Certainty is the idolatry of human knowledge and contempt for the mystery of divine wisdom. My last sermon dealt with this concept using the metaphor of Jesus’ double-healing of the blind man in Mark 8:22-26 — http://morganguyton.wordpress.com/2012/10/01/sight-as-a-metaphor-for-salvation-mark-822-26/
A book someone recommended to me a few years ago is: “Myth of Certainty” by Daniel Taylor. The description on Amazon reads:
“Do you feel equally uncomfortable with closed-minded skepticism and closed-minded Christianity? If so, then The Myth of Certainty is the book for you. Daniel Taylor suggests a path to committed faith that is both consistent with the tradition of Christian orthodoxy and sensitive to the pluralism, relativism and complexity of our time. Taylor makes the case for the reflective, questioning Christian with both incisive analysis and lively storytelling. His brief fictional interludes provide an alternative way to explore key issues of belief and vividly depict the real-life dilemmas Christians often face. Taylor affirms a call to throw off the paralysis of uncertainty and to risk commitment to God without forfeiting the God-given gift of an inquiring mind. Throughout he demonstrates clearly how much the world and the church need people–maybe people like you–who are willing to ask tough questions.”
I’ve read most of it, and it is an interesting read, though as a very liberal Christian myself, many of the issues he looks at aren’t really issues for me.
I don’t know Fred Clark, but I’d have to say he doesn’t know much about Paul if he thinks this quote means Paul was an uncertain man.
By the way, if the folks making the poster think so highly of uncertainty shouldn’t they rename themselves “Christians Uncertain About the Tea Party”?
(Why is it that the folks against certainty seem so certain of their position?)

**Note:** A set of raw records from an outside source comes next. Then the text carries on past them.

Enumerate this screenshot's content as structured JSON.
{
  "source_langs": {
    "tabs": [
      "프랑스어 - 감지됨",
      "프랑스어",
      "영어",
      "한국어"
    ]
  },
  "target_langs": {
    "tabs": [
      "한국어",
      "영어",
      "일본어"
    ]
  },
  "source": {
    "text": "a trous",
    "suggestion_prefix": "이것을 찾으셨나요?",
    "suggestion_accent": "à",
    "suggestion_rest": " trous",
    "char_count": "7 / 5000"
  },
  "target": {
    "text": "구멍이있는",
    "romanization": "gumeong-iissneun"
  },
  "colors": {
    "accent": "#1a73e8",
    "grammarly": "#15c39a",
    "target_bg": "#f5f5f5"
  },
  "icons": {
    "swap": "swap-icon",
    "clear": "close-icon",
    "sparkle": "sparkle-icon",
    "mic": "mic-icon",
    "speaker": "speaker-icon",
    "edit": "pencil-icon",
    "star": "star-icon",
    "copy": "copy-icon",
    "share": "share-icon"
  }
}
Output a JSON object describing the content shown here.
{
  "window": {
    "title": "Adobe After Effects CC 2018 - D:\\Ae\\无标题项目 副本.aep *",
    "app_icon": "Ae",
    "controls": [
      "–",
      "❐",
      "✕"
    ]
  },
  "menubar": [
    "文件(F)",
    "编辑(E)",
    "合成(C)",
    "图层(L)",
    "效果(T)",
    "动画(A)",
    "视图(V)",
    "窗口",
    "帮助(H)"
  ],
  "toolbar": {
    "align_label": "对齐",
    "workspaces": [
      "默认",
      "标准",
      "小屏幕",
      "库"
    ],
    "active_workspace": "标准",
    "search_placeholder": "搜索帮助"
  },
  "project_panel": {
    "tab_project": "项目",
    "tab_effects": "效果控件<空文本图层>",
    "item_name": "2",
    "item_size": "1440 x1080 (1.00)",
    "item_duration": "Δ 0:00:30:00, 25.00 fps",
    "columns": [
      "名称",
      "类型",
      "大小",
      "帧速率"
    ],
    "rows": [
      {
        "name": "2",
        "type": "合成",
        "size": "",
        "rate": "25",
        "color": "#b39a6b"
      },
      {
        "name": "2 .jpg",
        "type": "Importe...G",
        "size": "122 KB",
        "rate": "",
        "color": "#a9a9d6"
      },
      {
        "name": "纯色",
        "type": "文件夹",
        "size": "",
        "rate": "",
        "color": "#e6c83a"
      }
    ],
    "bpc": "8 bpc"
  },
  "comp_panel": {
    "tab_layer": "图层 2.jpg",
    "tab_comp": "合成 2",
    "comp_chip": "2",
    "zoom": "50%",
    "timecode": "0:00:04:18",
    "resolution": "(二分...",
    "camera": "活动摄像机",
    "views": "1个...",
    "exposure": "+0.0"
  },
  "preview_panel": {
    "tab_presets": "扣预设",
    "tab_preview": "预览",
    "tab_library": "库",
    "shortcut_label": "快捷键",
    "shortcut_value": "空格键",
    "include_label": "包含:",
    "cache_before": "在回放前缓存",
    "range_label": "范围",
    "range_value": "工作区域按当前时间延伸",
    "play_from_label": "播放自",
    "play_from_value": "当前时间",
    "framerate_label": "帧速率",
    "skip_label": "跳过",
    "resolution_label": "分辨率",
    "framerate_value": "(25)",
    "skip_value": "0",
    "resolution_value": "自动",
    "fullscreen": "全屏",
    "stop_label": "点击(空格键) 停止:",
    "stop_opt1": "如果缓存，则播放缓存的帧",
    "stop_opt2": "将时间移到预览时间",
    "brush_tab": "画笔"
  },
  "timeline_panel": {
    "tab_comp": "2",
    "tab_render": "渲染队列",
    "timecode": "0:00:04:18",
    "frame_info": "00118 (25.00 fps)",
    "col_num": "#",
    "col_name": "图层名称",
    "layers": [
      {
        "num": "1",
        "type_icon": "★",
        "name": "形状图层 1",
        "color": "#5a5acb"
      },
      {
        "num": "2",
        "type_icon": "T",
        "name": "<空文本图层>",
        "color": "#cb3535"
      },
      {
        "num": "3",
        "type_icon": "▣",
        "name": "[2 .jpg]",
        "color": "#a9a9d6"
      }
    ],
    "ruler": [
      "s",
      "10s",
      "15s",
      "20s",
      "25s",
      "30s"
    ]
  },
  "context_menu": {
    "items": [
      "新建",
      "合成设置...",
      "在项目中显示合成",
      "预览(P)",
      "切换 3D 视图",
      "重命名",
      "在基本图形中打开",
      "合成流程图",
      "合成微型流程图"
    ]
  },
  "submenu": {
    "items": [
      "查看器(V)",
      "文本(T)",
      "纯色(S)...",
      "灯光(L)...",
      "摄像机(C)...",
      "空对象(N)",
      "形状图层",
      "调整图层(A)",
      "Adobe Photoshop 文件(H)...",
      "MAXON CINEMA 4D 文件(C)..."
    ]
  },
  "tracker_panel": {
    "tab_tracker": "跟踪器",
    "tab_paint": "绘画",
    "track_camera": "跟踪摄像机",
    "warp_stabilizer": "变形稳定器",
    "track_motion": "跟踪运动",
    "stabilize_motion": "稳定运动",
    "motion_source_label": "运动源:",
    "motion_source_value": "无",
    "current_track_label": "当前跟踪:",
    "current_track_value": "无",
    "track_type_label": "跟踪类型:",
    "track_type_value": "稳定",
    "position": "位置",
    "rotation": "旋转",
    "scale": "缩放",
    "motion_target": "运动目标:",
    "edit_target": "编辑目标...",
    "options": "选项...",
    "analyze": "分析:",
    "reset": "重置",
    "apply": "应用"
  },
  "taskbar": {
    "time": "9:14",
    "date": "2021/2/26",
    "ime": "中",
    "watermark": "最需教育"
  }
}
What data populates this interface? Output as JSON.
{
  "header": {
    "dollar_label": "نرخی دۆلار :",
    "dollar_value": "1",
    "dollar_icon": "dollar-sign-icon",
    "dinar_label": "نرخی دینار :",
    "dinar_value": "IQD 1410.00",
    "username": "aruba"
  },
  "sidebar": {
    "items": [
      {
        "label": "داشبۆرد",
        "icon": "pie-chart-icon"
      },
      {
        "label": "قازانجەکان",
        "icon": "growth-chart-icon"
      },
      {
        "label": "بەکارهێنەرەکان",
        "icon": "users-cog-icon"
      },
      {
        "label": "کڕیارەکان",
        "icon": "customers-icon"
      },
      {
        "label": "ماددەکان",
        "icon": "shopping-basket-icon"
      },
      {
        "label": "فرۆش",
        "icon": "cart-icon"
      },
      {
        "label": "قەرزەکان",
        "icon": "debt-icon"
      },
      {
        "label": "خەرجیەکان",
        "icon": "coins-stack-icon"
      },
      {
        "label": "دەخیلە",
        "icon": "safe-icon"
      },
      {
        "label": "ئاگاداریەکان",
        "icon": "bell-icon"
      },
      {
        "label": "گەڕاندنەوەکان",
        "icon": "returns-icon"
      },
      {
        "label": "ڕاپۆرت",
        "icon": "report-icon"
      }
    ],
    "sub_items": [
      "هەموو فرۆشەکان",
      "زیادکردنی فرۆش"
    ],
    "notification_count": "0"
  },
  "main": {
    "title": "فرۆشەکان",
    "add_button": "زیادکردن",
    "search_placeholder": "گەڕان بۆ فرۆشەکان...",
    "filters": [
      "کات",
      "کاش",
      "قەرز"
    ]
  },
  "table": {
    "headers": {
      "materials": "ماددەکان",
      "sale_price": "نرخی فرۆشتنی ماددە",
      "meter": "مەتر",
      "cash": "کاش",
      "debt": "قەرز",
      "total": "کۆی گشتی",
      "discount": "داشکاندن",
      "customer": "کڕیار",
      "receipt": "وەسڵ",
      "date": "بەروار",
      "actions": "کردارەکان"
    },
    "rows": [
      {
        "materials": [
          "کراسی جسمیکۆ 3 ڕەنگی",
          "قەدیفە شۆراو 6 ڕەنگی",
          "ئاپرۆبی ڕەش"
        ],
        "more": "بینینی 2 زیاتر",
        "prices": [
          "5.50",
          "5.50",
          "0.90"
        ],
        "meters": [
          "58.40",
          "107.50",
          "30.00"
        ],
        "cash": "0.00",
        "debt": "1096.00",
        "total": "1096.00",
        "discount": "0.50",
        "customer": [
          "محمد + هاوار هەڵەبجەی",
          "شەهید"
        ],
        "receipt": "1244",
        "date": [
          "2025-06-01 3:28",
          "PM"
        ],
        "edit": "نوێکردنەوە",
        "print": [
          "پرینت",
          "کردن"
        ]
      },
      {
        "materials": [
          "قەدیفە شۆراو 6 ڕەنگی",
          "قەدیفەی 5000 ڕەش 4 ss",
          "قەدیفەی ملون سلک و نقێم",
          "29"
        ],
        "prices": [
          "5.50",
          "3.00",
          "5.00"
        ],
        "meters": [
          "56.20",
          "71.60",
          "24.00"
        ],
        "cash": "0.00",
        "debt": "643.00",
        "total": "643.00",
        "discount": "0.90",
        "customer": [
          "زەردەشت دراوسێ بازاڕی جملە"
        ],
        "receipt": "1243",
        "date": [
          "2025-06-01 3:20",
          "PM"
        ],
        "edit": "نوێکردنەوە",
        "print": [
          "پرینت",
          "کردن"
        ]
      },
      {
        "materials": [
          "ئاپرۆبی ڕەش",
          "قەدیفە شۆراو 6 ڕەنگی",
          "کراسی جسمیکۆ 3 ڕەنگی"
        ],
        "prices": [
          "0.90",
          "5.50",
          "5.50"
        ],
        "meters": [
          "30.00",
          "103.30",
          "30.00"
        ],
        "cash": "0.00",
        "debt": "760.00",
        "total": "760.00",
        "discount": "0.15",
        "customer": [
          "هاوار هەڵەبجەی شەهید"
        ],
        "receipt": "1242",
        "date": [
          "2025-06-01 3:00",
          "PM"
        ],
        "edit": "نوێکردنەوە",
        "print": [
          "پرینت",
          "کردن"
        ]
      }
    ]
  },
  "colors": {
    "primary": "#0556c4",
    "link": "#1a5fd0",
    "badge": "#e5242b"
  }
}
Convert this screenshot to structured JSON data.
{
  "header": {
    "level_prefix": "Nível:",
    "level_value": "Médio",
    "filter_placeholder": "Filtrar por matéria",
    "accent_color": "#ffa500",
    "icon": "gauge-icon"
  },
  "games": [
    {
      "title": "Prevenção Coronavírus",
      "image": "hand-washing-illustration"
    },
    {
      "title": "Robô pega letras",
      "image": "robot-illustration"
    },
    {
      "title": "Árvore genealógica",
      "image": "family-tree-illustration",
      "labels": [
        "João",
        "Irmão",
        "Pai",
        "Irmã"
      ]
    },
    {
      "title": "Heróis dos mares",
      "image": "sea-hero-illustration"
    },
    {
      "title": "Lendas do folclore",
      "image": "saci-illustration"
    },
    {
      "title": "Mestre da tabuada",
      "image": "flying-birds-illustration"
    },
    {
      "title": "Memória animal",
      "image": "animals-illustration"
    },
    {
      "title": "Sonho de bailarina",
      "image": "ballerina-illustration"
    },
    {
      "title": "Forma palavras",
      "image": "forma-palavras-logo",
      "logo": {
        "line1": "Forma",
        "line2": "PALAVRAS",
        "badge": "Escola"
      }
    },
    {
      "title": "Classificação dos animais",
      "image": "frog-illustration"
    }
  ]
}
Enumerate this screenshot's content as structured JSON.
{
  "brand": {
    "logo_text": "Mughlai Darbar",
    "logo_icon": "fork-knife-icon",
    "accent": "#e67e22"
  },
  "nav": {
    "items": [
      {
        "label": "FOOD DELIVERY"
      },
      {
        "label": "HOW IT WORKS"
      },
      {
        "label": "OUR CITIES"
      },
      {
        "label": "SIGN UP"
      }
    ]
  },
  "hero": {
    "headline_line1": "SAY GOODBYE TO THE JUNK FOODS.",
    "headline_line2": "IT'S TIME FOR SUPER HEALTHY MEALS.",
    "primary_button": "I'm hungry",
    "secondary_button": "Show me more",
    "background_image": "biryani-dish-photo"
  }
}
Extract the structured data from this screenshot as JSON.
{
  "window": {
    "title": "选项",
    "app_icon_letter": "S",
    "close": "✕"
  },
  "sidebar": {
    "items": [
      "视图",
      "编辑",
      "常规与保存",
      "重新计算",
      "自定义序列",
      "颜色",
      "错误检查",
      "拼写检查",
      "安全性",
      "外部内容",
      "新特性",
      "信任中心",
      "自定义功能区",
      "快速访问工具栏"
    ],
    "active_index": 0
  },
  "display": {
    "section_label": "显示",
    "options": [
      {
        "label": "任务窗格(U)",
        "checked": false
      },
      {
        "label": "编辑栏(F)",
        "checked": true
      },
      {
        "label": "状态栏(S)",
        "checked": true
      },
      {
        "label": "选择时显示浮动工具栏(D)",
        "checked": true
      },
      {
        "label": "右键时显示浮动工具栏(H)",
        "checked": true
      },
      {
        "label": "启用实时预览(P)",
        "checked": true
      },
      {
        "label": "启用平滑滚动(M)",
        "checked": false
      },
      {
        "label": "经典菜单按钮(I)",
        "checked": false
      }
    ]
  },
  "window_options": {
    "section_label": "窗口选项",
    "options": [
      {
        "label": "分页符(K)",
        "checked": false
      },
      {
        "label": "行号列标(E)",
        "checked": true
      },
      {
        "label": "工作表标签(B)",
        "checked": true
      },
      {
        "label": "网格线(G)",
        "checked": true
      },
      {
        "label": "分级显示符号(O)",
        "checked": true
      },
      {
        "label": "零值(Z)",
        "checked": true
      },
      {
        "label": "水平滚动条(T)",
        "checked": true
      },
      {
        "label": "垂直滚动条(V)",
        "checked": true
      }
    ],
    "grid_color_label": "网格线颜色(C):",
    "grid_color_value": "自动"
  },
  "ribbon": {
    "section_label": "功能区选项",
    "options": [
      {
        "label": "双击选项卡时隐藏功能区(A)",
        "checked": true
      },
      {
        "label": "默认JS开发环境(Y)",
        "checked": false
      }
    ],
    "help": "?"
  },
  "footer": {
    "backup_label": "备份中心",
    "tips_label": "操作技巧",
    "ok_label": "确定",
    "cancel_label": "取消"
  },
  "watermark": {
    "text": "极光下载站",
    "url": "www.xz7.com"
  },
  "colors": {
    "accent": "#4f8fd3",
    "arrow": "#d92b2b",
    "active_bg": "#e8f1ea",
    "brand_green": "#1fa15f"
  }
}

I think you may be reading your own certainty into Paul’s confidence. He seems to allow that others may disagree with him without dismissing them as obviously wrong because he is right. He tempers his own conclusions at times, emphasizing that they are his conclusions, as one who has the Spirit of God. But he doesn’t seem to have had the confidence in his inerrancy that some today attribute to his writings.
I think inerrancy is a red herring in this discussion (though I can see why others might not think so).
I agree that Paul tempers his conclusions and does not act like those (whether Progressive Christians or inerrantists) who smugly disregard and even denigrate their antagonists as unworthy of respect.
I also think we could agree that Paul distinguished between subjects that befitted certainty (e.g. the identity of Israel’s messiah) and those more appropriate to circumspect humility (e.g. food and drink).
None of this, however, obscures the undeniable fact that Paul was a man of conviction. He did not go from city to city unsure of what was true or to extol the virtues of doubt; rather, he went from city to city declaring what was true, all while facing the most intense opposition from others, who either considered him flatly wrong or else simply certain about things about which they thought he had no right to be certain.
I think there is an important distinction, as you indicate, between conviction and certainty. Paul was a man of strong convictions, it would seem, both before and after becoming a Christian. One have conviction and yet still be open to correction. And one can hold one’s beliefs with varying degrees of confidence as seems appropriate.